WORK TASK >> Every line of the material below needs to be copied exactly; omit the pictures.
/---
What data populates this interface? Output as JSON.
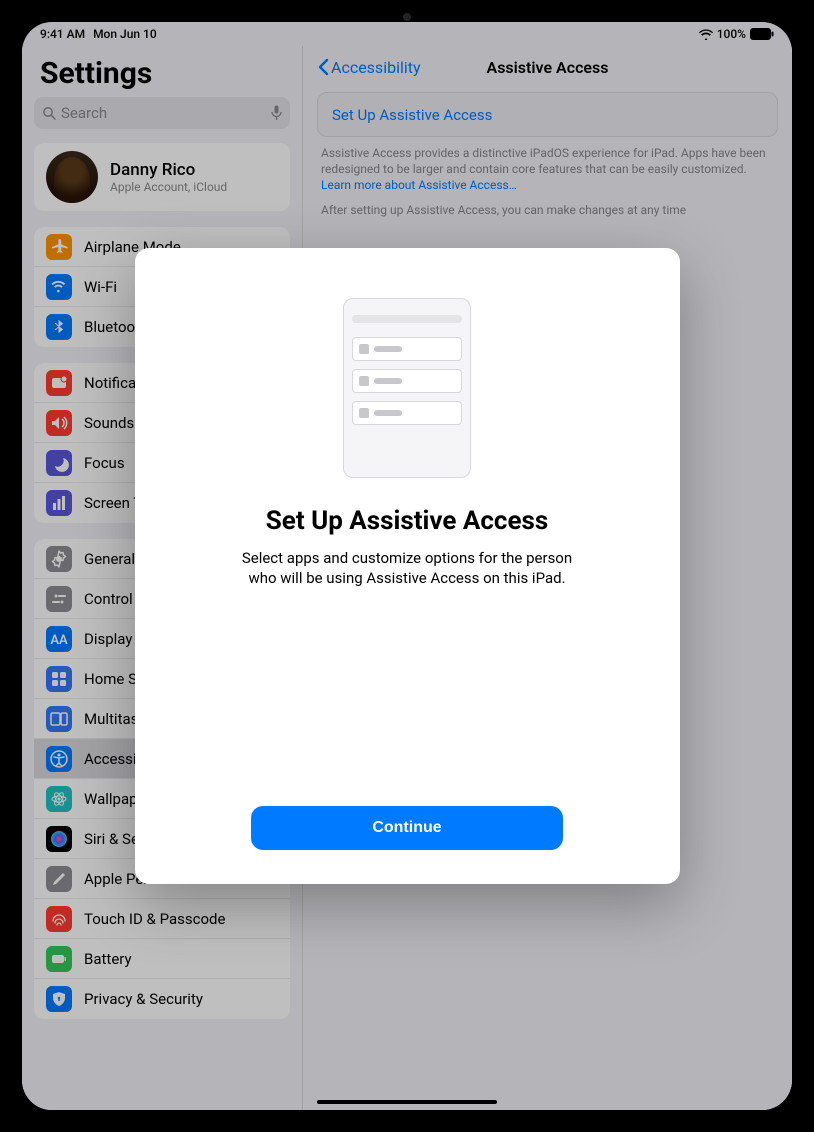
{
  "status": {
    "time": "9:41 AM",
    "date": "Mon Jun 10",
    "battery": "100%",
    "wifi": true
  },
  "sidebar": {
    "title": "Settings",
    "search_placeholder": "Search",
    "profile": {
      "name": "Danny Rico",
      "subtitle": "Apple Account, iCloud"
    },
    "sections": [
      {
        "items": [
          {
            "label": "Airplane Mode",
            "icon_color": "#ff9500",
            "icon_name": "airplane-icon"
          },
          {
            "label": "Wi-Fi",
            "icon_color": "#007aff",
            "icon_name": "wifi-icon"
          },
          {
            "label": "Bluetooth",
            "icon_color": "#007aff",
            "icon_name": "bluetooth-icon"
          }
        ]
      },
      {
        "items": [
          {
            "label": "Notifications",
            "icon_color": "#ff3b30",
            "icon_name": "notifications-icon"
          },
          {
            "label": "Sounds",
            "icon_color": "#ff3b30",
            "icon_name": "sounds-icon"
          },
          {
            "label": "Focus",
            "icon_color": "#5856d6",
            "icon_name": "focus-icon"
          },
          {
            "label": "Screen Time",
            "icon_color": "#5856d6",
            "icon_name": "screen-time-icon"
          }
        ]
      },
      {
        "items": [
          {
            "label": "General",
            "icon_color": "#8e8e93",
            "icon_name": "general-icon"
          },
          {
            "label": "Control Center",
            "icon_color": "#8e8e93",
            "icon_name": "control-center-icon"
          },
          {
            "label": "Display & Brightness",
            "icon_color": "#007aff",
            "icon_name": "display-icon"
          },
          {
            "label": "Home Screen & App Library",
            "icon_color": "#3478f6",
            "icon_name": "home-screen-icon"
          },
          {
            "label": "Multitasking & Gestures",
            "icon_color": "#3478f6",
            "icon_name": "multitasking-icon"
          },
          {
            "label": "Accessibility",
            "icon_color": "#007aff",
            "selected": true,
            "icon_name": "accessibility-icon"
          },
          {
            "label": "Wallpaper",
            "icon_color": "#22c1c3",
            "icon_name": "wallpaper-icon"
          },
          {
            "label": "Siri & Search",
            "icon_color": "#3a3a3c",
            "icon_name": "siri-icon",
            "siri": true
          },
          {
            "label": "Apple Pencil",
            "icon_color": "#8e8e93",
            "icon_name": "pencil-icon"
          },
          {
            "label": "Touch ID & Passcode",
            "icon_color": "#ff3b30",
            "icon_name": "touch-id-icon"
          },
          {
            "label": "Battery",
            "icon_color": "#34c759",
            "icon_name": "battery-icon"
          },
          {
            "label": "Privacy & Security",
            "icon_color": "#007aff",
            "icon_name": "privacy-icon"
          }
        ]
      }
    ]
  },
  "detail": {
    "back_label": "Accessibility",
    "title": "Assistive Access",
    "setup_link": "Set Up Assistive Access",
    "description_part1": "Assistive Access provides a distinctive iPadOS experience for iPad. Apps have been redesigned to be larger and contain core features that can be easily customized. ",
    "description_link": "Learn more about Assistive Access…",
    "description_part2": "After setting up Assistive Access, you can make changes at any time"
  },
  "modal": {
    "title": "Set Up Assistive Access",
    "body": "Select apps and customize options for the person who will be using Assistive Access on this iPad.",
    "continue": "Continue"
  }
}
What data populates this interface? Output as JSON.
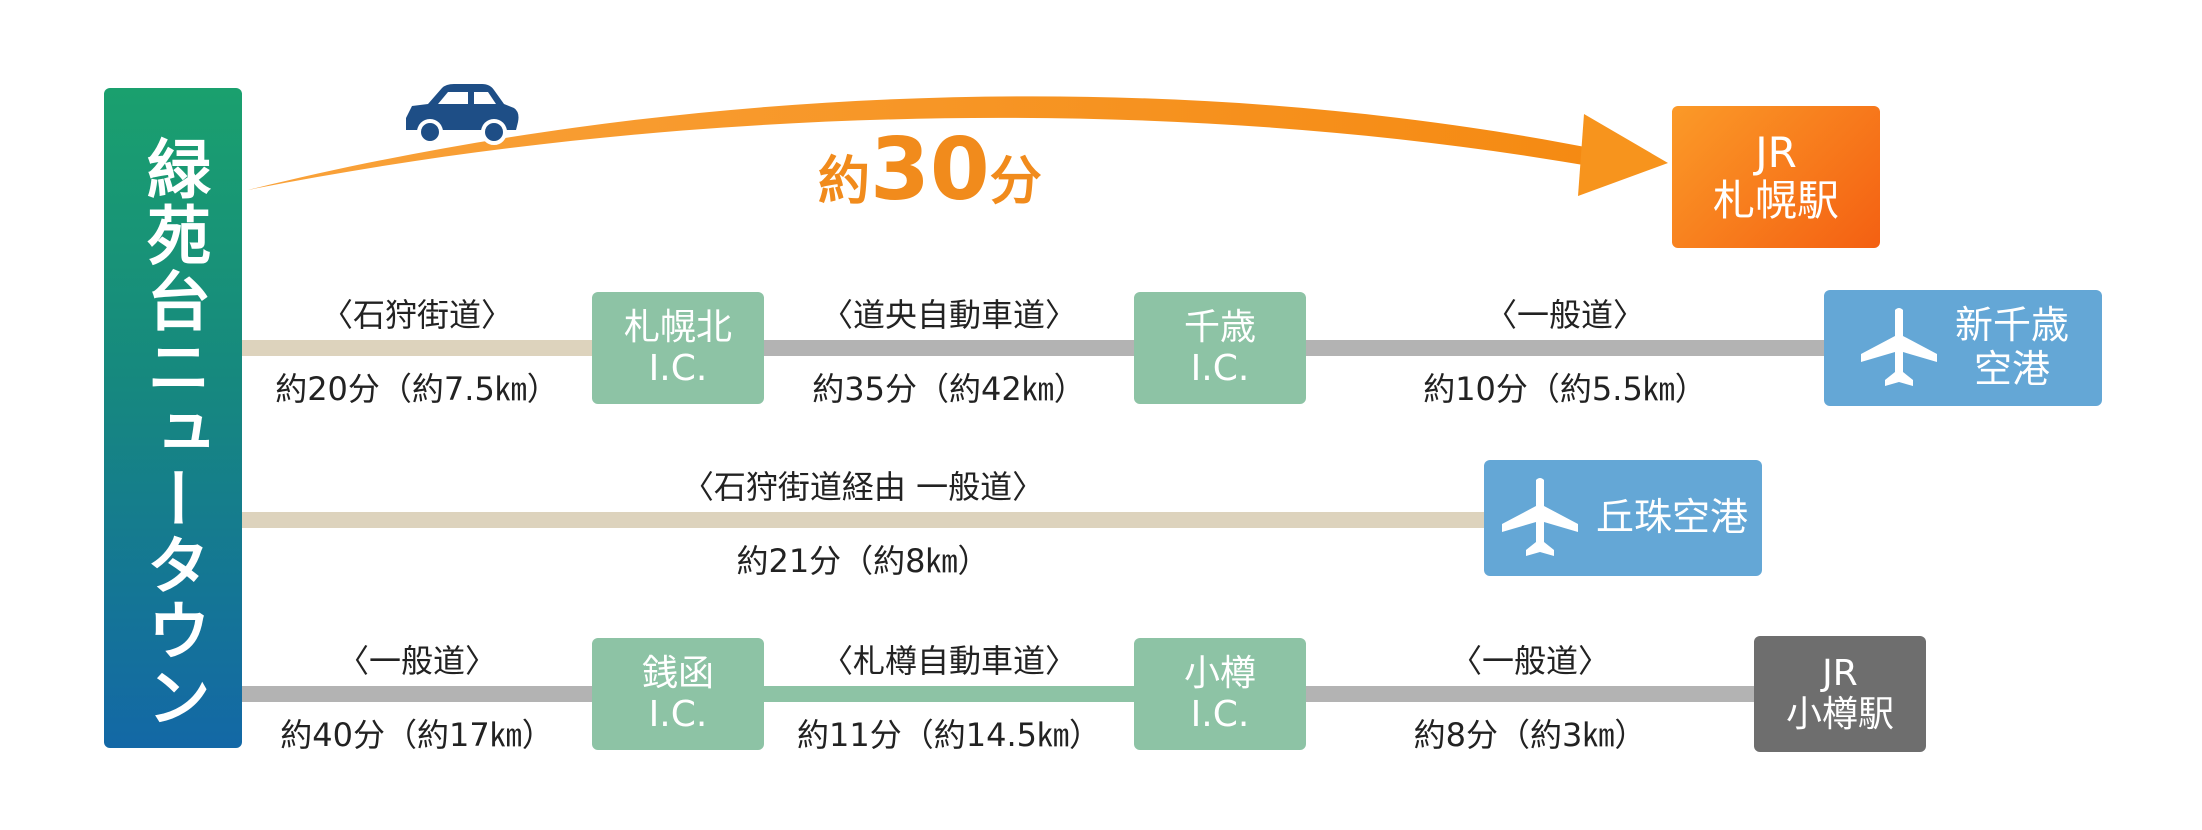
{
  "origin": {
    "name": "緑苑台ニュータウン"
  },
  "top_route": {
    "time_prefix": "約",
    "time_number": "30",
    "time_suffix": "分",
    "destination_line1": "JR",
    "destination_line2": "札幌駅",
    "vehicle_icon": "car-icon"
  },
  "route1": {
    "seg1": {
      "road": "〈石狩街道〉",
      "info": "約20分（約7.5㎞）"
    },
    "ic1": {
      "line1": "札幌北",
      "line2": "I.C."
    },
    "seg2": {
      "road": "〈道央自動車道〉",
      "info": "約35分（約42㎞）"
    },
    "ic2": {
      "line1": "千歳",
      "line2": "I.C."
    },
    "seg3": {
      "road": "〈一般道〉",
      "info": "約10分（約5.5㎞）"
    },
    "destination": {
      "line1": "新千歳",
      "line2": "空港",
      "icon": "airplane-icon"
    }
  },
  "route2": {
    "road": "〈石狩街道経由 一般道〉",
    "info": "約21分（約8㎞）",
    "destination": {
      "name": "丘珠空港",
      "icon": "airplane-icon"
    }
  },
  "route3": {
    "seg1": {
      "road": "〈一般道〉",
      "info": "約40分（約17㎞）"
    },
    "ic1": {
      "line1": "銭函",
      "line2": "I.C."
    },
    "seg2": {
      "road": "〈札樽自動車道〉",
      "info": "約11分（約14.5㎞）"
    },
    "ic2": {
      "line1": "小樽",
      "line2": "I.C."
    },
    "seg3": {
      "road": "〈一般道〉",
      "info": "約8分（約3㎞）"
    },
    "destination": {
      "line1": "JR",
      "line2": "小樽駅"
    }
  },
  "colors": {
    "origin_green": "#1aa06e",
    "origin_blue": "#1368a6",
    "arrow_orange": "#f7941d",
    "car_navy": "#1e4e86",
    "ic_green": "#8dc3a5",
    "airport_blue": "#64a7d6",
    "station_gray": "#6e6e6e",
    "road_beige": "#ddd3bd",
    "road_gray": "#b3b3b3"
  }
}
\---
TASK ANSWER >>
What data populates this interface? Output as JSON.
{
  "status": {
    "time": "9:41 AM",
    "date": "Mon Jun 10",
    "battery": "100%",
    "wifi": true
  },
  "sidebar": {
    "title": "Settings",
    "search_placeholder": "Search",
    "profile": {
      "name": "Danny Rico",
      "subtitle": "Apple Account, iCloud"
    },
    "sections": [
      {
        "items": [
          {
            "label": "Airplane Mode",
            "icon_color": "#ff9500",
            "icon_name": "airplane-icon"
          },
          {
            "label": "Wi-Fi",
            "icon_color": "#007aff",
            "icon_name": "wifi-icon"
          },
          {
            "label": "Bluetooth",
            "icon_color": "#007aff",
            "icon_name": "bluetooth-icon"
          }
        ]
      },
      {
        "items": [
          {
            "label": "Notifications",
            "icon_color": "#ff3b30",
            "icon_name": "notifications-icon"
          },
          {
            "label": "Sounds",
            "icon_color": "#ff3b30",
            "icon_name": "sounds-icon"
          },
          {
            "label": "Focus",
            "icon_color": "#5856d6",
            "icon_name": "focus-icon"
          },
          {
            "label": "Screen Time",
            "icon_color": "#5856d6",
            "icon_name": "screen-time-icon"
          }
        ]
      },
      {
        "items": [
          {
            "label": "General",
            "icon_color": "#8e8e93",
            "icon_name": "general-icon"
          },
          {
            "label": "Control Center",
            "icon_color": "#8e8e93",
            "icon_name": "control-center-icon"
          },
          {
            "label": "Display & Brightness",
            "icon_color": "#007aff",
            "icon_name": "display-icon"
          },
          {
            "label": "Home Screen & App Library",
            "icon_color": "#3478f6",
            "icon_name": "home-screen-icon"
          },
          {
            "label": "Multitasking & Gestures",
            "icon_color": "#3478f6",
            "icon_name": "multitasking-icon"
          },
          {
            "label": "Accessibility",
            "icon_color": "#007aff",
            "selected": true,
            "icon_name": "accessibility-icon"
          },
          {
            "label": "Wallpaper",
            "icon_color": "#22c1c3",
            "icon_name": "wallpaper-icon"
          },
          {
            "label": "Siri & Search",
            "icon_color": "#3a3a3c",
            "icon_name": "siri-icon",
            "siri": true
          },
          {
            "label": "Apple Pencil",
            "icon_color": "#8e8e93",
            "icon_name": "pencil-icon"
          },
          {
            "label": "Touch ID & Passcode",
            "icon_color": "#ff3b30",
            "icon_name": "touch-id-icon"
          },
          {
            "label": "Battery",
            "icon_color": "#34c759",
            "icon_name": "battery-icon"
          },
          {
            "label": "Privacy & Security",
            "icon_color": "#007aff",
            "icon_name": "privacy-icon"
          }
        ]
      }
    ]
  },
  "detail": {
    "back_label": "Accessibility",
    "title": "Assistive Access",
    "setup_link": "Set Up Assistive Access",
    "description_part1": "Assistive Access provides a distinctive iPadOS experience for iPad. Apps have been redesigned to be larger and contain core features that can be easily customized. ",
    "description_link": "Learn more about Assistive Access…",
    "description_part2": "After setting up Assistive Access, you can make changes at any time"
  },
  "modal": {
    "title": "Set Up Assistive Access",
    "body": "Select apps and customize options for the person who will be using Assistive Access on this iPad.",
    "continue": "Continue"
  }
}
What data populates this interface? Output as JSON.
{
  "origin": {
    "name": "緑苑台ニュータウン"
  },
  "top_route": {
    "time_prefix": "約",
    "time_number": "30",
    "time_suffix": "分",
    "destination_line1": "JR",
    "destination_line2": "札幌駅",
    "vehicle_icon": "car-icon"
  },
  "route1": {
    "seg1": {
      "road": "〈石狩街道〉",
      "info": "約20分（約7.5㎞）"
    },
    "ic1": {
      "line1": "札幌北",
      "line2": "I.C."
    },
    "seg2": {
      "road": "〈道央自動車道〉",
      "info": "約35分（約42㎞）"
    },
    "ic2": {
      "line1": "千歳",
      "line2": "I.C."
    },
    "seg3": {
      "road": "〈一般道〉",
      "info": "約10分（約5.5㎞）"
    },
    "destination": {
      "line1": "新千歳",
      "line2": "空港",
      "icon": "airplane-icon"
    }
  },
  "route2": {
    "road": "〈石狩街道経由 一般道〉",
    "info": "約21分（約8㎞）",
    "destination": {
      "name": "丘珠空港",
      "icon": "airplane-icon"
    }
  },
  "route3": {
    "seg1": {
      "road": "〈一般道〉",
      "info": "約40分（約17㎞）"
    },
    "ic1": {
      "line1": "銭函",
      "line2": "I.C."
    },
    "seg2": {
      "road": "〈札樽自動車道〉",
      "info": "約11分（約14.5㎞）"
    },
    "ic2": {
      "line1": "小樽",
      "line2": "I.C."
    },
    "seg3": {
      "road": "〈一般道〉",
      "info": "約8分（約3㎞）"
    },
    "destination": {
      "line1": "JR",
      "line2": "小樽駅"
    }
  },
  "colors": {
    "origin_green": "#1aa06e",
    "origin_blue": "#1368a6",
    "arrow_orange": "#f7941d",
    "car_navy": "#1e4e86",
    "ic_green": "#8dc3a5",
    "airport_blue": "#64a7d6",
    "station_gray": "#6e6e6e",
    "road_beige": "#ddd3bd",
    "road_gray": "#b3b3b3"
  }
}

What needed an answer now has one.